Alliance Defending Freedom: The school and its district are standing by the clearly unconstitutional decision despite the fact that ADF attorneys sent a letter to the district explaining that the policy violates the First Amendment, which protects the students’ religious speech. ADF has since filed a lawsuit on Chase’s behalf.
Western Journalism: Colorado high school senior Chase Windebank has been leading a prayer group with other students at Pine Creek High School for the past three years. In September, Assistant Principal James Lucas told Windebank he could no longer hold the prayer meetings during school hours, claiming that the “separation of church and state” requires a ban on religious speech during open periods. The Alliance Defending Freedom (ADF) filed a federal lawsuit on Windebank’s behalf Friday seeking to reverse the ban and allow students to meet once again.

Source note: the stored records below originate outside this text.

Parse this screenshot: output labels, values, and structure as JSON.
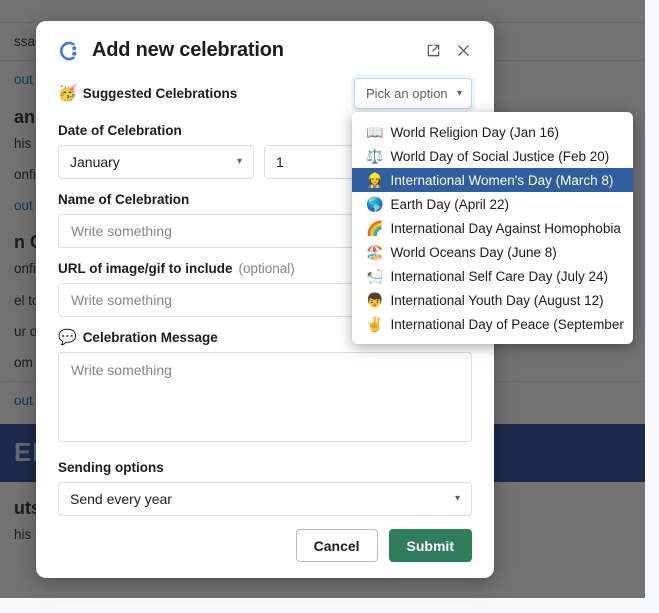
{
  "background": {
    "lines": [
      {
        "text": "ssages",
        "type": "body"
      },
      {
        "text": "out bi",
        "type": "link"
      },
      {
        "text": "anniv",
        "type": "head"
      },
      {
        "text": "his m",
        "type": "body"
      },
      {
        "text": "onfig",
        "type": "body"
      },
      {
        "text": "out w",
        "type": "link"
      },
      {
        "text": "n Cel",
        "type": "head"
      },
      {
        "text": "onfig",
        "type": "body"
      },
      {
        "text": "el to",
        "type": "body"
      },
      {
        "text": "ur of",
        "type": "body"
      },
      {
        "text": "om c",
        "type": "body"
      },
      {
        "text": "out cu",
        "type": "link"
      }
    ],
    "banner_text": "EN",
    "footer_head": "uts",
    "footer_line": "his message look like?"
  },
  "modal": {
    "title": "Add new celebration",
    "logo_name": "app-logo",
    "open_in_new_label": "Open in new window",
    "close_label": "Close",
    "suggested": {
      "emoji": "🥳",
      "label": "Suggested Celebrations",
      "select_value": "Pick an option"
    },
    "date": {
      "label": "Date of Celebration",
      "month_value": "January",
      "day_value": "1"
    },
    "name": {
      "label": "Name of Celebration",
      "placeholder": "Write something",
      "value": ""
    },
    "url": {
      "label": "URL of image/gif to include",
      "optional_suffix": "(optional)",
      "placeholder": "Write something",
      "value": ""
    },
    "message": {
      "emoji": "💬",
      "label": "Celebration Message",
      "placeholder": "Write something",
      "value": ""
    },
    "sending": {
      "label": "Sending options",
      "value": "Send every year"
    },
    "footer": {
      "cancel_label": "Cancel",
      "submit_label": "Submit"
    }
  },
  "dropdown": {
    "items": [
      {
        "emoji": "📖",
        "label": "World Religion Day (Jan 16)",
        "selected": false
      },
      {
        "emoji": "⚖️",
        "label": "World Day of Social Justice (Feb 20)",
        "selected": false
      },
      {
        "emoji": "👷‍♀️",
        "label": "International Women's Day (March 8)",
        "selected": true
      },
      {
        "emoji": "🌎",
        "label": "Earth Day (April 22)",
        "selected": false
      },
      {
        "emoji": "🌈",
        "label": "International Day Against Homophobia",
        "selected": false
      },
      {
        "emoji": "🏖️",
        "label": "World Oceans Day (June 8)",
        "selected": false
      },
      {
        "emoji": "🛀",
        "label": "International Self Care Day (July 24)",
        "selected": false
      },
      {
        "emoji": "👦",
        "label": "International Youth Day (August 12)",
        "selected": false
      },
      {
        "emoji": "✌️",
        "label": "International Day of Peace (September",
        "selected": false
      }
    ]
  },
  "colors": {
    "submit_green": "#2e7d5b",
    "dropdown_selected_blue": "#2e5fa3",
    "link_blue": "#1264a3",
    "banner_blue": "#1b3f94"
  }
}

Alliance Defending Freedom: These are the stories that caught our attention last week.
Biz Pac Review: Check out Wildebank’s ADF attorney making his case Saturday on “Fox and Friends.”
One News Now: The students are fighting back with the help of the Alliance Defending Freedom, which notes in a lawsuit filed on Nov. 6 that the school says the students can talk about anything they want — except religion. Such “viewpoint discrimination” violates both freedom of speech and freedom of association, the suit says.
Fox News Insider: Kerri Kupec, legal communications director for the ADF, joined Ainsley Earhardt on “Fox and Friends Weekend” this morning and said it’s a sad day when our schools are censoring students and shutting down the exchange of ideas.
Human Events: Last week, the Alliance Defending Freedom filed a religious freedom lawsuit against Pine Creek High School here in my adopted hometown of Colorado Springs.
CBN News: The ADF has filed a federal lawsuit Friday arguing: “Public schools should encourage the free exchange of ideas. Instead, this school implemented an ill-conceived ban that singles out religious speech for censorship during free time.”